• **Data for this exercise**
________

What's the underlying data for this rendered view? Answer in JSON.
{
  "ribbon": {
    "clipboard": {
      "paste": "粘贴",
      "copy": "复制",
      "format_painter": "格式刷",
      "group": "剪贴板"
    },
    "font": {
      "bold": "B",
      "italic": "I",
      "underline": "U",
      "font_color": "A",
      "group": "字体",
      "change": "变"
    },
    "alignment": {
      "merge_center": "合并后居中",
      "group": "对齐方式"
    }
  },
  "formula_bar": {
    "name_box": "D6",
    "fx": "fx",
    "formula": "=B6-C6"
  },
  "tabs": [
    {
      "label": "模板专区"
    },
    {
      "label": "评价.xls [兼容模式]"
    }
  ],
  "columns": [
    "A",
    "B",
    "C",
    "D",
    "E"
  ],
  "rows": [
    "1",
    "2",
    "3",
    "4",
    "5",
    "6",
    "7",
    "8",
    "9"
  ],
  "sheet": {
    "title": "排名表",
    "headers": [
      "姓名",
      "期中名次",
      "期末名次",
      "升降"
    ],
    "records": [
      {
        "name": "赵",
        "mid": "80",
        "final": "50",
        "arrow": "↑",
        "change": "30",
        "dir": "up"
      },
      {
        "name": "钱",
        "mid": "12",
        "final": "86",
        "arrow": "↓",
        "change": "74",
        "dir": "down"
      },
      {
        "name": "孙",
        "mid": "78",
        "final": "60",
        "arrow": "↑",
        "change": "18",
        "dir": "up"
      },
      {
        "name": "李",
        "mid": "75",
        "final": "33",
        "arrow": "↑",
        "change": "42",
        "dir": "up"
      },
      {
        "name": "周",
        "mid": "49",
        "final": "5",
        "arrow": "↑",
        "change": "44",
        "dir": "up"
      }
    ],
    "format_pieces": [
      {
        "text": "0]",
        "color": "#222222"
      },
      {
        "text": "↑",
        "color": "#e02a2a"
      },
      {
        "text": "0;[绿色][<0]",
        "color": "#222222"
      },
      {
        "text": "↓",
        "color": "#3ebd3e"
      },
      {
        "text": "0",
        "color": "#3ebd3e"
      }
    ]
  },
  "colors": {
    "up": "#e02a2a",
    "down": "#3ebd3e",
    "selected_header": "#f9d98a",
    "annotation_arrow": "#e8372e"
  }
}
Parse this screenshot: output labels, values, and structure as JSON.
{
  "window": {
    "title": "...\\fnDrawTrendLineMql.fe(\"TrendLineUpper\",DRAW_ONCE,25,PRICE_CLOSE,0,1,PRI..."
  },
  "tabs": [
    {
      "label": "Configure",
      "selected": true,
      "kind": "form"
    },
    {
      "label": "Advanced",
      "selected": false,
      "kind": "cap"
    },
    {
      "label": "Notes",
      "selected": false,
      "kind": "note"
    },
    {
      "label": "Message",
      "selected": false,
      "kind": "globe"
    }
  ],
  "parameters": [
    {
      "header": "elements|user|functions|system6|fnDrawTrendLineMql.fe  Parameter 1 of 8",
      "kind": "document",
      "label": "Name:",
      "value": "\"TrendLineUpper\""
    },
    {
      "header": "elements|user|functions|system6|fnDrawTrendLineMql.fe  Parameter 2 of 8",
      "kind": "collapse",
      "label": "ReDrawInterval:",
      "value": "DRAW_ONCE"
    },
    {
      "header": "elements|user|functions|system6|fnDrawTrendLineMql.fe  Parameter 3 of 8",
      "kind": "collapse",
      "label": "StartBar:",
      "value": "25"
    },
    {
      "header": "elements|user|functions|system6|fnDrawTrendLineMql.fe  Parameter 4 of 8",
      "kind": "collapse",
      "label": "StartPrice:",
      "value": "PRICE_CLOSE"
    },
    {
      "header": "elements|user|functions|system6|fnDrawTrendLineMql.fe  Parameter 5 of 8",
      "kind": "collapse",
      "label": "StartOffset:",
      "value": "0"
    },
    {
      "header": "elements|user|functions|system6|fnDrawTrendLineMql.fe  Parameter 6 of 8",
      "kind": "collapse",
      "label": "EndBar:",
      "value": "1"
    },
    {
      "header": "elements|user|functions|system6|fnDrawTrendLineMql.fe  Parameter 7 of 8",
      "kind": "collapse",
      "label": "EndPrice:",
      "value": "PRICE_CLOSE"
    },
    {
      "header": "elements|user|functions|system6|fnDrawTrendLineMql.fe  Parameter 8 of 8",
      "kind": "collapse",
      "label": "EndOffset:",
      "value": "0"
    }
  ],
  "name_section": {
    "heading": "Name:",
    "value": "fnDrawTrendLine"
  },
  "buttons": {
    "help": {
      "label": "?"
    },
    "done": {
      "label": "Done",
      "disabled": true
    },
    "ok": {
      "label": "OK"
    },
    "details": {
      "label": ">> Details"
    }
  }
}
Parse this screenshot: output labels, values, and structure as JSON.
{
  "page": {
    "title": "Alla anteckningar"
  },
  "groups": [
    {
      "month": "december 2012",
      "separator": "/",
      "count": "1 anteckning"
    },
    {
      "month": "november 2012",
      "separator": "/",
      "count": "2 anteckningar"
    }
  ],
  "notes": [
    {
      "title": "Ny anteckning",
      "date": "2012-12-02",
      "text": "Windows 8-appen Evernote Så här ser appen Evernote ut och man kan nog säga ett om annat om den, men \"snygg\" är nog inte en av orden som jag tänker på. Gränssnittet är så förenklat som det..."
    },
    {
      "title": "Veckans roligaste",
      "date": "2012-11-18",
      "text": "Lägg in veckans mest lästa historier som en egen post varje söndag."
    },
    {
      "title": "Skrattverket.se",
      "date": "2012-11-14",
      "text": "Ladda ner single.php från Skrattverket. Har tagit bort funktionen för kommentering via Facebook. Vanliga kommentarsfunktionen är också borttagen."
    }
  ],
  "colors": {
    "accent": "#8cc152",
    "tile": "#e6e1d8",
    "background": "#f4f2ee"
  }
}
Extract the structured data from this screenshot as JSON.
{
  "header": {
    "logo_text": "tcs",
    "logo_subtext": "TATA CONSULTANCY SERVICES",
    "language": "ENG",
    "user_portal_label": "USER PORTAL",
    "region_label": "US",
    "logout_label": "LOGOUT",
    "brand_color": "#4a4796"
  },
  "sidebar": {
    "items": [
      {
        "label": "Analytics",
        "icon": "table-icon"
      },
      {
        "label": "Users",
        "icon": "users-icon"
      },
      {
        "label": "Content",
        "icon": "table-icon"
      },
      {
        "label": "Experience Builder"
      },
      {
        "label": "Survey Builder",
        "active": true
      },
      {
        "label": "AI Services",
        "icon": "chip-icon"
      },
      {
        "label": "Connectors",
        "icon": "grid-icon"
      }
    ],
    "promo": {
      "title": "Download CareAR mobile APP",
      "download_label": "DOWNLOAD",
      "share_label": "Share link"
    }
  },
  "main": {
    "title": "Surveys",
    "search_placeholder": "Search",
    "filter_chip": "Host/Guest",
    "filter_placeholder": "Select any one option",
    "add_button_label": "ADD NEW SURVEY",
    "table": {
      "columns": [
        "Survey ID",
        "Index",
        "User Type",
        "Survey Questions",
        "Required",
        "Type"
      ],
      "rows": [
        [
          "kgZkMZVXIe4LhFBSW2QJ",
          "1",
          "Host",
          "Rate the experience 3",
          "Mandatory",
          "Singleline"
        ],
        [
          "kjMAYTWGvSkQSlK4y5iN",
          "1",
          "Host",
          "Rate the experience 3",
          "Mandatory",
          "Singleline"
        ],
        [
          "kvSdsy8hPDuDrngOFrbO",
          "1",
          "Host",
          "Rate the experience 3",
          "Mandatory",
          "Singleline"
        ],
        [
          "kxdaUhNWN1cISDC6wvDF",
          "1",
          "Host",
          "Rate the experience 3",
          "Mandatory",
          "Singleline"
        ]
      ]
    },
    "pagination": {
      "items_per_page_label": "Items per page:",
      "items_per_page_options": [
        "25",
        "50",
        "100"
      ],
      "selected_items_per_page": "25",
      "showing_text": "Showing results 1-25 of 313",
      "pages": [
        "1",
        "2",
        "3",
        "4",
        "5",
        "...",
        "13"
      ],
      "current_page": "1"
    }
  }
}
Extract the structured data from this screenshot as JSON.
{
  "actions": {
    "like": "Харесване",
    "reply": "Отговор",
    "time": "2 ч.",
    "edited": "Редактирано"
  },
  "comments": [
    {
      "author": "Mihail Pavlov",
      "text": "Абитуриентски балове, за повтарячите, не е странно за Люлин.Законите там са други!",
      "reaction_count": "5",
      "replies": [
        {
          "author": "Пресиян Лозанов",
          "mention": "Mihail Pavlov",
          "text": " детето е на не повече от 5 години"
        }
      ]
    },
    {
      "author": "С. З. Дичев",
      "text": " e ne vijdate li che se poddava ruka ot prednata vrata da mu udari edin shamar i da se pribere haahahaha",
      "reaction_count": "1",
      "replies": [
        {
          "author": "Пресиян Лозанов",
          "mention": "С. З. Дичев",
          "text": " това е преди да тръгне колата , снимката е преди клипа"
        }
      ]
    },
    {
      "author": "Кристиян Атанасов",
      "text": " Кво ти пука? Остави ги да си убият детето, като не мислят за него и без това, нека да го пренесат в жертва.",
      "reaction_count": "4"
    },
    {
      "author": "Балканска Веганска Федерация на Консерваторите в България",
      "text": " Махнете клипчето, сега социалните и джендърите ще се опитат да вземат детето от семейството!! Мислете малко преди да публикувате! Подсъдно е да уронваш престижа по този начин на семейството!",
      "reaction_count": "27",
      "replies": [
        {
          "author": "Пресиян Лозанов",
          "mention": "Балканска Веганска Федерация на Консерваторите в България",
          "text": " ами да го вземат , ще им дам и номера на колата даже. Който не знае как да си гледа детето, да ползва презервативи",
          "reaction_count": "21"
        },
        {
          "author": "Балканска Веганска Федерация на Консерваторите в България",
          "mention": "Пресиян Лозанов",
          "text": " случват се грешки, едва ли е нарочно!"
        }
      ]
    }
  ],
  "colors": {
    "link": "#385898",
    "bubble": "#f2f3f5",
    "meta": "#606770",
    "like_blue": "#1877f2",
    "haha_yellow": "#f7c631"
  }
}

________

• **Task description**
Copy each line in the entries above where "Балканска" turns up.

• **Response to this exercise**
      "author": "Балканска Веганска Федерация на Консерваторите в България",
          "mention": "Балканска Веганска Федерация на Консерваторите в България",
          "author": "Балканска Веганска Федерация на Консерваторите в България",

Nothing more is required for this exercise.